Here the audience is well aware of the existence of the larger board and of the peculiar relationship between its edges, and so instead of a singular stable situation we are presented with a host of them, each with built-in instabilities. This is the precise dynamic of the first scene: the stable situation of Joffrey’s tyrannical rule in King’s Landing is rendered unstable by the arrival of Tyrion. And every other location in the episode gets a similar treatment: the establishment of an unsustainable status quo, the collapse of which will presumably form subsequent plot. (In this regard, again, the brief coda of Arya is significant in that it renders Arya not as part of any status quo, but rather as an instability haunting the entirety of the board.)
In which case what is truly remarkable is just how different all of these status quos are from those of “Fire and Blood.” Only Robb is left more or less in the same position as at the end of the previous season, and this can be chalked up to the show’s continuing process of understanding the ways in which his story has to change in adaptation away from the “viewpoint character” model. This is most obvious with the Targaryens. Daenerys ended “Fire and Blood” in a position of monumental strength, and opens “The North Remembers” in a position of crushing weakness, slowly dying in the desert. Likewise, Jon ended “Fire and Blood” riding out as part of the Great Ranging, and opens in Craster’s Keep, the shithole to end all shitholes. In neither case has a great deal of time passed for the characters, but the season gap has been used to take both characters from positions of potential to specific status quos.
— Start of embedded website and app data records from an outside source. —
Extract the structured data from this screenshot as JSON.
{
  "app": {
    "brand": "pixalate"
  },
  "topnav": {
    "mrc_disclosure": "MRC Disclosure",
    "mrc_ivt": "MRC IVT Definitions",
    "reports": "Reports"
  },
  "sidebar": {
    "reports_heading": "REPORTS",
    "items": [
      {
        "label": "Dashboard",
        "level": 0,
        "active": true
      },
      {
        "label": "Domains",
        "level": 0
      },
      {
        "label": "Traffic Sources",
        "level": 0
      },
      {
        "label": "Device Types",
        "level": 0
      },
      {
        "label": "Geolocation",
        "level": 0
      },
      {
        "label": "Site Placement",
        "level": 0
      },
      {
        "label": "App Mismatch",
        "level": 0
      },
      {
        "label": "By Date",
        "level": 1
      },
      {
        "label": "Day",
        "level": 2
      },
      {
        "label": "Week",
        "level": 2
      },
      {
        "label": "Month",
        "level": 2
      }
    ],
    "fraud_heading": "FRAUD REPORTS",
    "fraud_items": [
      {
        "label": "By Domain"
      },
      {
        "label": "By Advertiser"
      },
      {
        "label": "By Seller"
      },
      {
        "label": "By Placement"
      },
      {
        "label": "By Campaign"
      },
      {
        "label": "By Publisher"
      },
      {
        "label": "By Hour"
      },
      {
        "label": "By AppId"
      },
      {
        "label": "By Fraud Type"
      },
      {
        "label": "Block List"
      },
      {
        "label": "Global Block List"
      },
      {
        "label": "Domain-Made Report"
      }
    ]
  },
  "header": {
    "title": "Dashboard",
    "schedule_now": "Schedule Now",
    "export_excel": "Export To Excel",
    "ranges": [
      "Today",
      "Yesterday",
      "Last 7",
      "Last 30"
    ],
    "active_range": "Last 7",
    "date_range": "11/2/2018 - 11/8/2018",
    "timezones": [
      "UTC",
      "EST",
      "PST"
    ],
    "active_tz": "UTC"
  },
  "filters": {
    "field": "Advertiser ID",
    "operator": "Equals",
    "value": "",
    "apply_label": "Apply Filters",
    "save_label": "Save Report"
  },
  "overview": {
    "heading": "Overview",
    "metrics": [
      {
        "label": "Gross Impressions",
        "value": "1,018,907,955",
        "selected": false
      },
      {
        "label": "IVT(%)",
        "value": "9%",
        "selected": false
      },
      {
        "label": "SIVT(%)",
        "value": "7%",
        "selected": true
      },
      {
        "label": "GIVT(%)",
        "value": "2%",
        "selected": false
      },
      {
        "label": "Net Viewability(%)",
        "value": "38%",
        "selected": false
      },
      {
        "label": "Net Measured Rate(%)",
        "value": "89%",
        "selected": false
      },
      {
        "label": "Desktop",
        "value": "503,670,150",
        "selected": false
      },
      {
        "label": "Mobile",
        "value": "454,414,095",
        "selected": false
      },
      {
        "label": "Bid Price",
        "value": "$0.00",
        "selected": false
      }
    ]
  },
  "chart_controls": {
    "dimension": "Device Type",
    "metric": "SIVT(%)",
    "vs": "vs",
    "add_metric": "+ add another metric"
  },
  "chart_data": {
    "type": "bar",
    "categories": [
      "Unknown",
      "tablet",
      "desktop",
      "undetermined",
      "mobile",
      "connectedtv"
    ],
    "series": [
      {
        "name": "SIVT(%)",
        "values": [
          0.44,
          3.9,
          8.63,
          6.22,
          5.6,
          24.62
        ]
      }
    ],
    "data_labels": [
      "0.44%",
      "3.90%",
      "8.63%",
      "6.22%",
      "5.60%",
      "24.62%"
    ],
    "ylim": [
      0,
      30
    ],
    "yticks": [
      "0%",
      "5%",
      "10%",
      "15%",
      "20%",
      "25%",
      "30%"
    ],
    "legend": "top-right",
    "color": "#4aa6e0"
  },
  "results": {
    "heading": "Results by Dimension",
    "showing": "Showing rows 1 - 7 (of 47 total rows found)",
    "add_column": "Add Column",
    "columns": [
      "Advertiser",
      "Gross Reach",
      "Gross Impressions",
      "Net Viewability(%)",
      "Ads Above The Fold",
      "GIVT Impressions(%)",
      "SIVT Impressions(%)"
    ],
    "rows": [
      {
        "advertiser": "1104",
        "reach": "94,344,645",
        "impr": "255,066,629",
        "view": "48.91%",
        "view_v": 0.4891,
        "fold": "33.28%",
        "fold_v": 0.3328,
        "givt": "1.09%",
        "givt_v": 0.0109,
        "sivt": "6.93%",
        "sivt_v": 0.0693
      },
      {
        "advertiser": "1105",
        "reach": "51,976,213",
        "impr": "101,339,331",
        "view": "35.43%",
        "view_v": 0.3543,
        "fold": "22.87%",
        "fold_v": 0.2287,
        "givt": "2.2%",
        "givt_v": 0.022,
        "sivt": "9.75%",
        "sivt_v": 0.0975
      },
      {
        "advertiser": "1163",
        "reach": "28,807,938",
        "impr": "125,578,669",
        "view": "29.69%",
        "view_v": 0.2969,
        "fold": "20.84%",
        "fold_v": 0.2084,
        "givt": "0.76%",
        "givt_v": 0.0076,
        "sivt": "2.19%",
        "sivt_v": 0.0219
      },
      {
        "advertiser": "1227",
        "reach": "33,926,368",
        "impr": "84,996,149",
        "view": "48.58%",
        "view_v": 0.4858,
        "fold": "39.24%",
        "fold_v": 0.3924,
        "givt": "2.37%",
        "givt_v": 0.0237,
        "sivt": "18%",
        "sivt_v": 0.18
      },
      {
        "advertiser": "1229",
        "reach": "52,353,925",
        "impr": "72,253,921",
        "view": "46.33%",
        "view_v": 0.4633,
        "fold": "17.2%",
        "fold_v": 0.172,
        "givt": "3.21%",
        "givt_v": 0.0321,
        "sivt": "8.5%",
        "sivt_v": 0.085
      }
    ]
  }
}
But all of this is, in the end, the point of a gambit, a move that is defined less by the risk it engenders and more by the fact that it increases the amount of uncertainty in the game. We may have come to understand the rules of Thrones by this point. But it is almost immediately apparent that we still have no idea how the game is actually played.